How many lawyers does it take to screw in a lightbulb? That’s the joke behind a new marketing video from the Minneapolis law firm Nilan Johnson Lewis. But is the joke on the firm?
Here’s the set-up: In an office-building lobby, a maintenance worker uses a pole to reach into a ceiling fixture and unscrew a presumably blown-out lightbulb. As he removes it, a group of five lawyers enters the lobby. One, talking on his mobile phone as he eyes the worker, says, “Wait a second, I got to take care of something right now.” With that, he reaches into his briefcase, pulls out a replacement bulb and takes the pole from the worker. Then, all five lawyers grab the pole and walk in unison in a circle, collectively screwing in the bulb. As they do, the words appear, “Team vs. Individual,” followed by, “We work together, so we win together.”
Yes, collaboration is a good thing. But not a good thing, at least in the eyes of the clients who pay the bills, is redundancy.

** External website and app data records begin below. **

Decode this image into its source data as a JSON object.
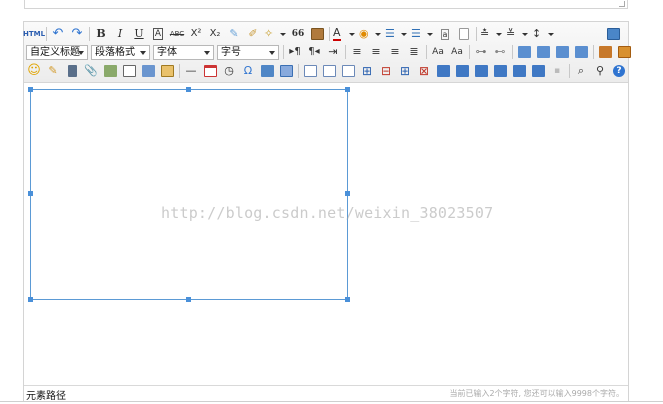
{
  "top_label": "",
  "toolbar": {
    "source_label": "HTML",
    "bold_label": "B",
    "italic_label": "I",
    "underline_label": "U",
    "border_label": "A",
    "strike_label": "ABC",
    "superscript_label": "X²",
    "subscript_label": "X₂",
    "quote_label": "66",
    "font_color_label": "A",
    "paragraph_format_selects": {
      "custom_title": "自定义标题",
      "paragraph": "段落格式",
      "font_family": "字体",
      "font_size": "字号"
    },
    "clear_label": "Aa",
    "omega_label": "Ω",
    "hr_label": "—"
  },
  "canvas": {
    "watermark": "http://blog.csdn.net/weixin_38023507"
  },
  "statusbar": {
    "element_path": "元素路径",
    "word_count": "当前已输入2个字符, 您还可以输入9998个字符。"
  },
  "colors": {
    "frame_border": "#5b9ad5",
    "handle": "#4a90d9",
    "help_icon": "#2f74d0"
  }
}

I understand that this video is tongue-in-cheek. According to an email I received, it represents “the latest in a long string of innovative marketing campaigns laced with subtle humor and the firm’s willingness to poke fun at itself.”
I like humor. Really I do. But even if the firm’s intent was to poke fun at itself, at what cost? Is the predominant message here a positive one? Isn’t the message, “Our firm will use five people to do the work of one”? The fact of the matter is, it doesn’t and shouldn’t take five lawyers to change a light bulb. If that’s how many lawyers you use to change a light bulb, how many are you going to send to a deposition?
Not to mention, the poor worker whose job it was to change the bulb appeared to be handling it just fine until the lawyers took it over. So the secondary message is, “We grab control without being asked of things that aren’t our business in the first place.”
I feel bad when a legal marketer brings something to my attention with obvious pride in what they’ve done, only to find myself disagreeing. To me, this video is funny only until you stop to think about it–or perhaps I should say, until a potential client stops to think about it.
Ah, but this post is not all sour grapes. The video was produced as part of a broader relaunch of the firm’s website and messaging. Here, the firm has succeeded. I have not gone back and looked at the firm’s former website, but its new site is nicely designed with strong messaging, simple navigation and good writing. I would rethink the video if I were them, but the website is a keeper.
Am I wrong about this video? What do you think?